“A comprehensive analysis of WWII’s greatest land battle and one of history’s greatest armor engagements.” —Publishers Weekly
On July 5, 1943, the greatest land battle in history began when Nazi and Red Army forces clashed near the town of Kursk, on the western border of the Soviet Union. Code named “Operation Citadel,” the German offensive would cut through the bulge in the eastern front that had been created following Germany’s retreat at the Battle of Stalingrad. But the Soviets, well-informed about Germany’s plans through their network of spies, had months to prepare. Two million men supported by six thousand tanks, thirty-five thousand guns, and five thousand aircrafts convened in Kursk for an epic confrontation that was one of the most important military engagements in history, the epitome of “total war.” It was also one of the most bloody, and despite suffering seven times more casualties, the Soviets won a decisive victory that became a turning point in the war. With unprecedented access to the journals and testimonials of the officers, soldiers, political leaders, and citizens who lived through it, The Battle of the Tanks is the definitive account of an epic showdown that changed the course of history.
“A stellar account of the Battle of Kursk in 1943.” —Booklist

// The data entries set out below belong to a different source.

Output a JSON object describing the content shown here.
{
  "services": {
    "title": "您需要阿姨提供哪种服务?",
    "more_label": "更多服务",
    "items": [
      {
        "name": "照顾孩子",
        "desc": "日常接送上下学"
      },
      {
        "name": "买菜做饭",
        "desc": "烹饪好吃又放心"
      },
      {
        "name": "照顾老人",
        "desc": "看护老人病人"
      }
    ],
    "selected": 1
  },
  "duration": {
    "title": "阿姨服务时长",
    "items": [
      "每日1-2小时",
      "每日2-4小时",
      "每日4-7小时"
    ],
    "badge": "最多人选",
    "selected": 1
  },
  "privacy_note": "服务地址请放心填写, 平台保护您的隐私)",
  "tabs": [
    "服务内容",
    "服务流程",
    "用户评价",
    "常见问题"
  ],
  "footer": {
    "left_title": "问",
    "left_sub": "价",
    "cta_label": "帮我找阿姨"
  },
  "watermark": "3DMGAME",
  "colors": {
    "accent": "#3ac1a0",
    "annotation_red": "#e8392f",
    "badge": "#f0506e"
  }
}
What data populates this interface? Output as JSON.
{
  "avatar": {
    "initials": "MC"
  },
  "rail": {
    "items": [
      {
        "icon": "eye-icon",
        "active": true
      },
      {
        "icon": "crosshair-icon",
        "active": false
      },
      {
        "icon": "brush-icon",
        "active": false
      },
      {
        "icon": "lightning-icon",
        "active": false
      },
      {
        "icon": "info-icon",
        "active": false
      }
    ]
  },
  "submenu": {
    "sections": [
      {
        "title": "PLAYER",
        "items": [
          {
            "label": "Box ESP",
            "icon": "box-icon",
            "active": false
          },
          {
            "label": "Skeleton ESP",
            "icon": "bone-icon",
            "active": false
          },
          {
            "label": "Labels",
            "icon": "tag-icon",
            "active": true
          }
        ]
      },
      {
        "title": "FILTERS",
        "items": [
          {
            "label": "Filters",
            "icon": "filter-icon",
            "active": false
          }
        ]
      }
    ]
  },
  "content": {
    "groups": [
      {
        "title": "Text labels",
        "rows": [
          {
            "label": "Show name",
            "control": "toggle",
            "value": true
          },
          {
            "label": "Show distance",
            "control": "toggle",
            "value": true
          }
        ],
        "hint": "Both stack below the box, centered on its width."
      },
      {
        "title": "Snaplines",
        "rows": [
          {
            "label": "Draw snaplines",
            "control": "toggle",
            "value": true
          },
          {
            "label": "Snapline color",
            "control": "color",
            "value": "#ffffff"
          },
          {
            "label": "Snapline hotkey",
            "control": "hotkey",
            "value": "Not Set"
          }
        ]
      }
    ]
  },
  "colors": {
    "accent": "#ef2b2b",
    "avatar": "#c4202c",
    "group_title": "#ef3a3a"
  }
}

Royal Military Academy historian Clark offers a comprehensive analysis of WWII's greatest land battle and one of history's greatest armor engagements. He blends archival research, participant interviews, and professional insight in presenting the genesis, conduct, and consequences of the Battle of Kursk (German code name Operation Citadel). Particularly effective is his integration of foxhole and tank-crew perspectives with broader discussion of the course of a head-down slugging match that decisively tipped the Eastern Front's balance in favor of a resurgent Red Army. The matrix of German defeat was "Hitler's "confused strategic thinking," which from the beginning set the Wehrmacht too many conflicting missions. But from its inception Operation Citadel was a tactical victory for the U.S.S.R. The Wehrmacht failed to break through the sophisticated Russian defense system and failed to wear down the Red Army's offensive power. Kursk was the German tankers' nadir. The losses of men and armor sustained there rendered it impossible to do more than check locally the measured sequence of attacks that earned the Red Army a decisive strategic triumph on the Eastern Front in less than two years. With this account, Clark (Operation Epsom) confirms his reputation as one of Britain's outstanding scholars of operational military history. Maps.